• _What you are asked to do_: Nothing but a number should be returned: the count of lines in the records that contain "источника".

(Stored data entries)

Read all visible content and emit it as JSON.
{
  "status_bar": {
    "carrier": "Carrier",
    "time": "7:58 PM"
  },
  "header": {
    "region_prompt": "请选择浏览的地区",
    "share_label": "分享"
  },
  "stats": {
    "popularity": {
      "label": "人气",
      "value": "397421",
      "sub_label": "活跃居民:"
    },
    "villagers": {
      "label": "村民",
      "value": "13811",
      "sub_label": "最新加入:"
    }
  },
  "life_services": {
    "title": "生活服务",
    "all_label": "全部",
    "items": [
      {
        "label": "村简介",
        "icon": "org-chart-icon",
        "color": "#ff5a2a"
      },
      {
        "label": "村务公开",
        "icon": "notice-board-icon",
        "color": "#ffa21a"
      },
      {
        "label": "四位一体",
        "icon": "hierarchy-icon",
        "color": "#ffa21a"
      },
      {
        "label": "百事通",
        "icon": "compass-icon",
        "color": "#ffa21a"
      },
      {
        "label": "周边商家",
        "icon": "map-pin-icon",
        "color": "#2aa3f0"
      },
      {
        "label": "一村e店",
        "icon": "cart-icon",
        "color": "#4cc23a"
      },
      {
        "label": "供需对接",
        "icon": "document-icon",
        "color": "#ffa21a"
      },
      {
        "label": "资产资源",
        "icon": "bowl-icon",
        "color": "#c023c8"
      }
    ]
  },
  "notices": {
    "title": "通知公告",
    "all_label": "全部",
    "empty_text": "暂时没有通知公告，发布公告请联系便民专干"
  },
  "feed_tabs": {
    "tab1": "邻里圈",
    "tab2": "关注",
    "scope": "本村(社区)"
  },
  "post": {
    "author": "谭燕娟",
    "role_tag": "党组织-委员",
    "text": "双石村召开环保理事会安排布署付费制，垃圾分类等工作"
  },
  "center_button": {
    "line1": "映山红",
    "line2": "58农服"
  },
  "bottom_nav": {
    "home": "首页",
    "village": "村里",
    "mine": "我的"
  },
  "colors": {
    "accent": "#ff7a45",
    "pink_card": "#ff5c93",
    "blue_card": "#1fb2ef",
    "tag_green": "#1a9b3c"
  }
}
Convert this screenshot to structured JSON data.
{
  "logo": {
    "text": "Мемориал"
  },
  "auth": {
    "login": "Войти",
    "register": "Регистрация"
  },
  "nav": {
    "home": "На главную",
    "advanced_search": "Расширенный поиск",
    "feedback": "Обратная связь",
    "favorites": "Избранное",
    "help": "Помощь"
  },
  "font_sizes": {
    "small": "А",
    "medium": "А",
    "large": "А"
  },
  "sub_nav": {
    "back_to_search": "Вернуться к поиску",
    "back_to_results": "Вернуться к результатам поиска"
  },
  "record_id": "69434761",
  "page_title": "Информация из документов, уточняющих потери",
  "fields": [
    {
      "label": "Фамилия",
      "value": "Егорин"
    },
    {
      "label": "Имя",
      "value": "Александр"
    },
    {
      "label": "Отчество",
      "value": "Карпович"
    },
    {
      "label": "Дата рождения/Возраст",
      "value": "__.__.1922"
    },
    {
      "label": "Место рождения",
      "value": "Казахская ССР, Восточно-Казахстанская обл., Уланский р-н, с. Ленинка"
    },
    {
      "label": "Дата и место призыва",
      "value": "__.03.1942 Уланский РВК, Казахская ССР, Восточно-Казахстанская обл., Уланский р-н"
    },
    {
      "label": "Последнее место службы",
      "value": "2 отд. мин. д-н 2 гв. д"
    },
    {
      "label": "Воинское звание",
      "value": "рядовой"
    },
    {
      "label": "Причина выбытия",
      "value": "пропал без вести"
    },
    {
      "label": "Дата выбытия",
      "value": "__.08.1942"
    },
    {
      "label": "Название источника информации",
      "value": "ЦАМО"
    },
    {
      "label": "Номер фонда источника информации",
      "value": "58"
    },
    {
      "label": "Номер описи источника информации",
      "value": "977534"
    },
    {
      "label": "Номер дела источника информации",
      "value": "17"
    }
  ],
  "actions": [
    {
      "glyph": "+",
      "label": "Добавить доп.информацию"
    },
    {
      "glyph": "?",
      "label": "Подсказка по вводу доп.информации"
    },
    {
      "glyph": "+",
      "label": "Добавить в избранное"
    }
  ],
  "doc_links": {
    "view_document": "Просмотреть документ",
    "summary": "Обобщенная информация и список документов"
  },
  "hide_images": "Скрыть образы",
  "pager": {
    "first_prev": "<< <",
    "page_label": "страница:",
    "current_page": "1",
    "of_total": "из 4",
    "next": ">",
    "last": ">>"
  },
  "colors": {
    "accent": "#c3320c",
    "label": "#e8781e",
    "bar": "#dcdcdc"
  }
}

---

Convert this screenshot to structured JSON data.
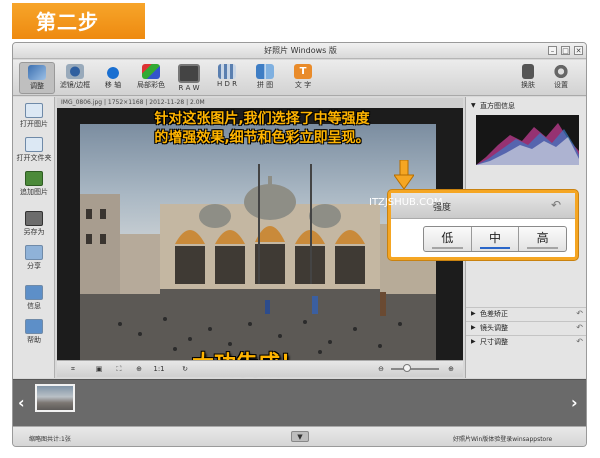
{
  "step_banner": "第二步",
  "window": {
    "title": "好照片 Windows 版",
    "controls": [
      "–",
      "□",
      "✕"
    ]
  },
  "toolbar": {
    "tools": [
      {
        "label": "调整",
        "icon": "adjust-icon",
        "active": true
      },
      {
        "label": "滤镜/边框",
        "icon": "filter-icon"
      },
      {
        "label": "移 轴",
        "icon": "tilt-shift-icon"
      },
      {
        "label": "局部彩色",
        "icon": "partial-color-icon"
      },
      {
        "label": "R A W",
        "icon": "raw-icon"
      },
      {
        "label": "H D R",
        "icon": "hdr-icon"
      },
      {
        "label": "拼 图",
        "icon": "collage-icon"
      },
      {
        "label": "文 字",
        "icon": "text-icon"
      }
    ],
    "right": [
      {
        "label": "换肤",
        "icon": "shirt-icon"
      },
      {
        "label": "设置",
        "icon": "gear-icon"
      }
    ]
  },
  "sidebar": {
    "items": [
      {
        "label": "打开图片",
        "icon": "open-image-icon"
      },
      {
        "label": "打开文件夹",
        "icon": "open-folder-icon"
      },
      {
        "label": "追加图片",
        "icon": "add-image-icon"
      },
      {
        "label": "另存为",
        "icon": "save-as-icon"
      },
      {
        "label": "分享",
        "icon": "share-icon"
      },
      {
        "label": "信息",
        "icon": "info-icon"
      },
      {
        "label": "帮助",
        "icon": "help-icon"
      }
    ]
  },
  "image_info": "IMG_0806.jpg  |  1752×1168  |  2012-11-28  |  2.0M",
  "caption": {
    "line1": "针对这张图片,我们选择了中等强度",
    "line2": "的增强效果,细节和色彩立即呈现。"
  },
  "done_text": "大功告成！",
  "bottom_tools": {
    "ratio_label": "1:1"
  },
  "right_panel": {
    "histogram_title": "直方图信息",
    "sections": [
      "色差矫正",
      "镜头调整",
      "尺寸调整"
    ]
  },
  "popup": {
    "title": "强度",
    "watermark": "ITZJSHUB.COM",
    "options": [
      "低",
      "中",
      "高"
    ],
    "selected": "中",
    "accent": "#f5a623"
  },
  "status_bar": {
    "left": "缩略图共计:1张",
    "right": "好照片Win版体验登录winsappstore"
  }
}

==

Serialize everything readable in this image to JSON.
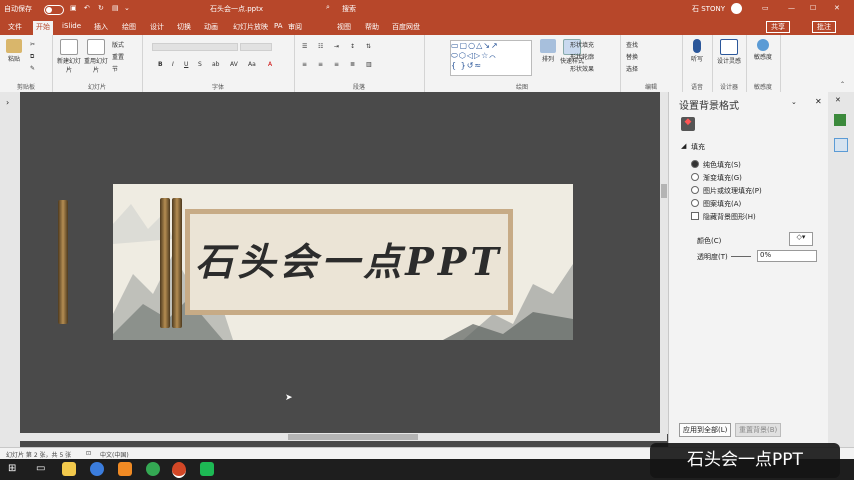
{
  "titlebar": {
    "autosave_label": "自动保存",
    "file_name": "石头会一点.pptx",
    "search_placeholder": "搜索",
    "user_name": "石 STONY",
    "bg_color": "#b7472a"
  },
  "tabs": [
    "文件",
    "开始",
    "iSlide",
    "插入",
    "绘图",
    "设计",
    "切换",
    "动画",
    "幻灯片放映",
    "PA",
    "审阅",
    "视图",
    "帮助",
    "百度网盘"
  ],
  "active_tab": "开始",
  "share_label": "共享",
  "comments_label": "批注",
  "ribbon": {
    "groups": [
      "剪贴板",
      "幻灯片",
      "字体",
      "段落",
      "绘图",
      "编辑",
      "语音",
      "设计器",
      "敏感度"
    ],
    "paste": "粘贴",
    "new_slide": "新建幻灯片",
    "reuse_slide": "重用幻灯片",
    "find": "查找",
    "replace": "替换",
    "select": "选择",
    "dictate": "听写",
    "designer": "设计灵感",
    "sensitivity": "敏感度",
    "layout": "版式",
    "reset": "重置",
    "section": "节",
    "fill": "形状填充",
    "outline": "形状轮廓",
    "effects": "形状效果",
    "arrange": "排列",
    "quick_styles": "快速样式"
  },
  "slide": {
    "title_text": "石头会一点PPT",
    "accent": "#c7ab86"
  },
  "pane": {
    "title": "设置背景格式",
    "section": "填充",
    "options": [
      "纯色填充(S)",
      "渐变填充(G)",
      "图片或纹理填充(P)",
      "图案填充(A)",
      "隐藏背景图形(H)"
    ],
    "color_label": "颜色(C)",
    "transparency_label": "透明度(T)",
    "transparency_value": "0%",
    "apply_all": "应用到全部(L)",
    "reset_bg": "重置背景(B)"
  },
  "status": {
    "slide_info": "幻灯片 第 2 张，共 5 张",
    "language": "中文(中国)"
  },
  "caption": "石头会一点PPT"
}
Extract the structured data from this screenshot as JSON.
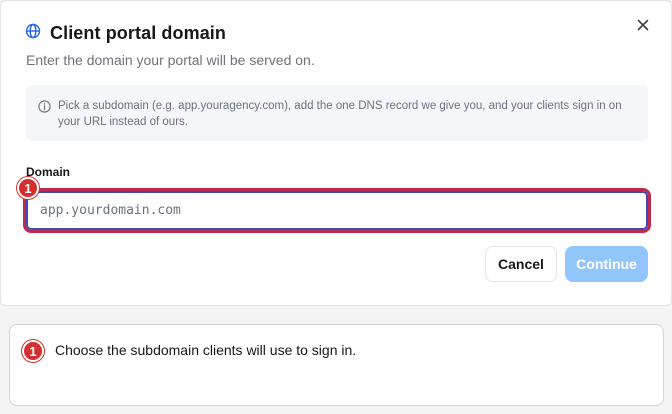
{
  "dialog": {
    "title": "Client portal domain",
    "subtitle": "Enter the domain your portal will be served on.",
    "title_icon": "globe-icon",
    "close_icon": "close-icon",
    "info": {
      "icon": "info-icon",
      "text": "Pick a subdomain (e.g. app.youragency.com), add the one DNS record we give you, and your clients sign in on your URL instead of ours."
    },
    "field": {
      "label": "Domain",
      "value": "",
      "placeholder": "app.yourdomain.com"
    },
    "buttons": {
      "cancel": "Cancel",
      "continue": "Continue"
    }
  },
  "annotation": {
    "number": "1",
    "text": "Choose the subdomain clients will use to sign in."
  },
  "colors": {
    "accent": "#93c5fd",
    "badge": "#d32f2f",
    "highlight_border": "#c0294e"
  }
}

• _Reply_: 4